As for some of their most interesting findings, the Green Rogues are especially excited about the taxonomy they’re building, an artifact of writing across different contexts and different identities. While still in-progress, this taxonomy will help highlight how writing is a tool for promoting identity, how writing works in contexts beyond the university, and how people leverage personal writing for professional purposes. In particular, the team is excited about the concept that people use writing beyond university contexts “to set the terms of engagement” for their writing. In their own words, the Green Rogues explain that “setting the terms of engagement” for one’s writing means “to reduce anticipated disadvantage based on appearance, age, gender, race, disability, etc.  To level the playing field or set the terms of engagement.  To increase anonymity, using writing and its affordances to ‘hide’ a social/cultural anticipated disadvantage; to overcome a disability.”

The team’s research is also leading the Green Rogues to realize that the terminology and understanding around the concepts of “self-sponsored writing” and “writing to learn” deserve further attention and complication. There is great blurring between what people might initially identify as binary obligatory and non-obligatory (or self-sponsored) writing, and that writing to learn doesn’t occur only in academic contexts. Such considerations have led the team to acknowledge the need for writing studies to expand its research beyond traditional classroom spaces and to study the writing that people do in their lives more broadly. Doing so has led this group to understand the power of writing for humanity and that “writing is a human activity that has tremendous benefits for us as a people” (a comment from our online group conversation).

We’ll showcase the Green Rogues’ publications on the Center for Engaged Learning website as they become available.

Paula Rosinski is Director of Writing Across the University in the Center for Writing Excellence and Professor of English: Professional Writing & Rhetoric at Elon University. She is co-leading the 2019-2021 research seminar on Writing Beyond the University: Fostering Writers’ Lifelong Learning and Agency.
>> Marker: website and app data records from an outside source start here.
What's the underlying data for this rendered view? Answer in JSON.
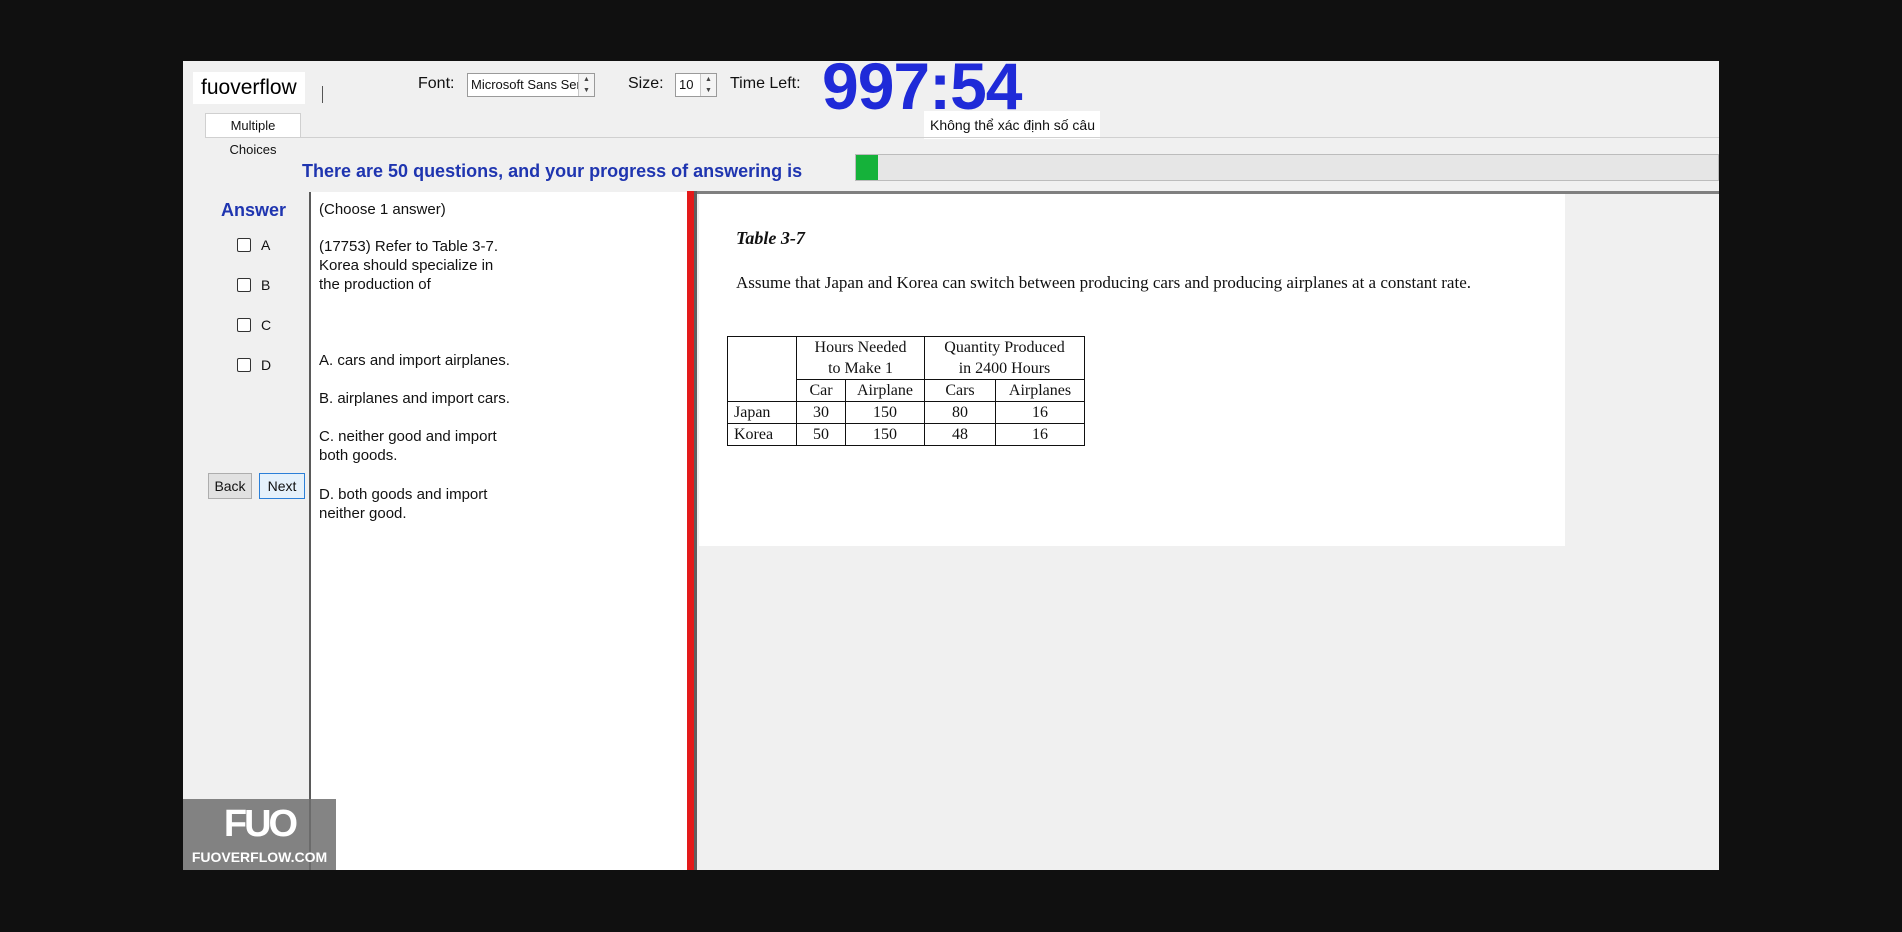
{
  "brand": {
    "text": "fuoverflow"
  },
  "toolbar": {
    "font_label": "Font:",
    "font_value": "Microsoft Sans Serif",
    "size_label": "Size:",
    "size_value": "10",
    "time_left_label": "Time Left:",
    "timer": "997:54"
  },
  "status_chip": "Không thể xác định số câu",
  "tabs": [
    {
      "label": "Multiple Choices"
    }
  ],
  "progress": {
    "text": "There are 50 questions, and your progress of answering is",
    "fraction": 0.025,
    "fill_color": "#15b23a"
  },
  "answer": {
    "title": "Answer",
    "options": [
      "A",
      "B",
      "C",
      "D"
    ],
    "back_label": "Back",
    "next_label": "Next"
  },
  "question": {
    "instruction": "(Choose 1 answer)",
    "stem_lines": [
      "(17753)  Refer to Table 3-7.",
      "Korea should specialize in",
      "the production of"
    ],
    "choices": [
      {
        "lines": [
          "A.  cars and import airplanes."
        ]
      },
      {
        "lines": [
          "B.  airplanes and import cars."
        ]
      },
      {
        "lines": [
          "C.  neither good and import",
          "both goods."
        ]
      },
      {
        "lines": [
          "D.  both goods and import",
          "neither good."
        ]
      }
    ]
  },
  "document": {
    "title": "Table 3-7",
    "body": "Assume that Japan and Korea can switch between producing cars and producing airplanes at a constant rate.",
    "table": {
      "group_headers": [
        {
          "line1": "Hours Needed",
          "line2": "to Make 1"
        },
        {
          "line1": "Quantity Produced",
          "line2": "in 2400 Hours"
        }
      ],
      "columns": [
        "Car",
        "Airplane",
        "Cars",
        "Airplanes"
      ],
      "rows": [
        {
          "name": "Japan",
          "values": [
            "30",
            "150",
            "80",
            "16"
          ]
        },
        {
          "name": "Korea",
          "values": [
            "50",
            "150",
            "48",
            "16"
          ]
        }
      ]
    }
  },
  "watermark": {
    "big": "FUO",
    "small": "FUOVERFLOW.COM"
  },
  "colors": {
    "accent_blue": "#1f35b0",
    "timer_blue": "#1f2ad8",
    "splitter_red": "#e31a1a"
  }
}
How to cite this post

Rosinski, Paula. 2021, July 19. “Going (Green) Rogue: Studying Non-Obligatory Writing, Neglected Writing Spaces, and Underrepresented Writers” [Blog Post]. Retrieved from